While not full proof, blowout preventers can help to stop blowout from occurring and have made drilling for petroleum safer and more environmentally friendly. Blowout preventers are often abbreviated as BOPs (pronounced B-O-P and not as 'bops' in the industry).
BOPs are mechanical devices and come in two basic types: ram and annular. Modern BOPs often use both mechanisms in tandem to help ensure the reliability of the system. In fact, most BOPs are constructed of at least one annular blowout mechanism atop several ram style mechanisms.
Ram Style Blowout Preventers
Ram blowout preventers were the first to be invented in 1922. Original ram BOPs were not intended to completely seal a well, but rather were intended to reduce the flow of oil to a manageable rate and allow time for capping. The ram BOP is based on the principle of a gate valve and uses two pairs of opposing steal plungers called rams, to restrict flow. The mechanism is simple, when pressure in the well moves from downward (into the well) to upward (out of the well) the rams slam shut like gates and slow or stop the flow of oil. Original rams, called pipe rams, simply sealed off the flow of petroleum around the drill pipe, but did nothing to prevent the flow through the pipe.
Modern ram BOPs use shear rams, which can cut through the drill pipe to completely stop the flow of oil. These ram BOPs rely upon hydraulic systems to provide the force needed to cut through strong metal drill pipe and drill string. To allow for recovery of expensive drill bits, most modern ram BOPs consist of both a shear ram and a pipe ram. The shear ram sits on top of the pipe ram and cuts the drill string to completely seal the well. Below that, the pipe ram is deployed at the same time to capture the drill string and prevent it from falling into the bore hole. This makes eventual recovery of the valuable bit feasible.
Annular Blowout Preventers

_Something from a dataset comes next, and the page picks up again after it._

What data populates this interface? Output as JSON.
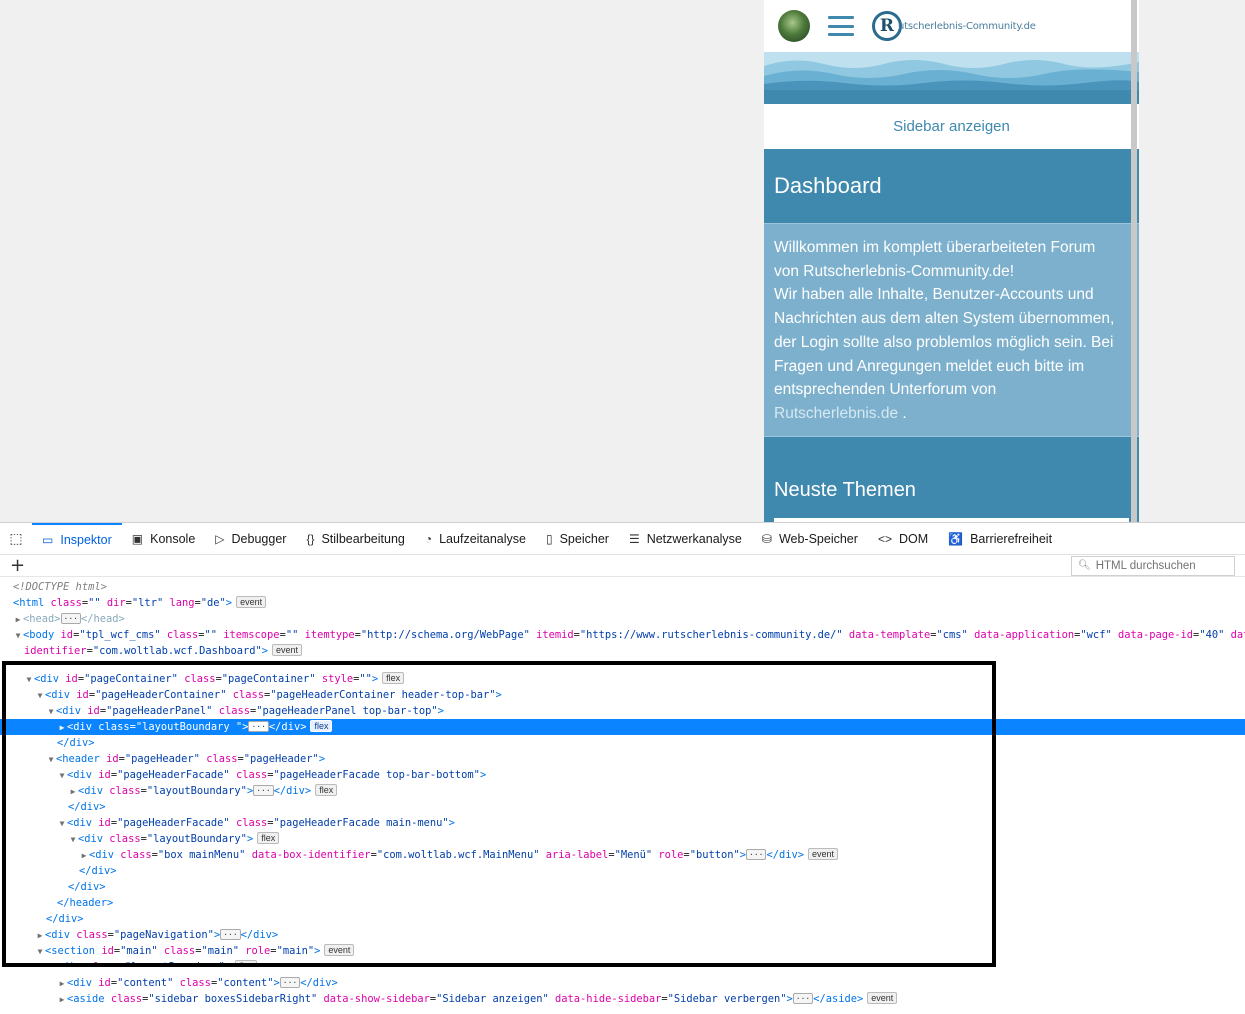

Annular BOPs were invented in 1952 and are often referred to as “Hydrils” after the company that produced them. Annular BOPs use rubber seals to close around the drill string and seal the well without cutting. This allows the drill string and bit to be removed from the well while pressure is maintained and blowout prevented. These BOPs work by forcing flexible rubber rings into tight wedges around the drill pipe and string.Annular BOPs are not as effective as ram BOPs in completely sealing a well. As such, annular BOPs are often stacked on top of ram BOPs to provide several levels of blowout prevention. Annular BOPs necessarily rely upon hydraulic pressure to create and maintain their seals. In some cases, drilling can continue even when an annular BOP has been deployed.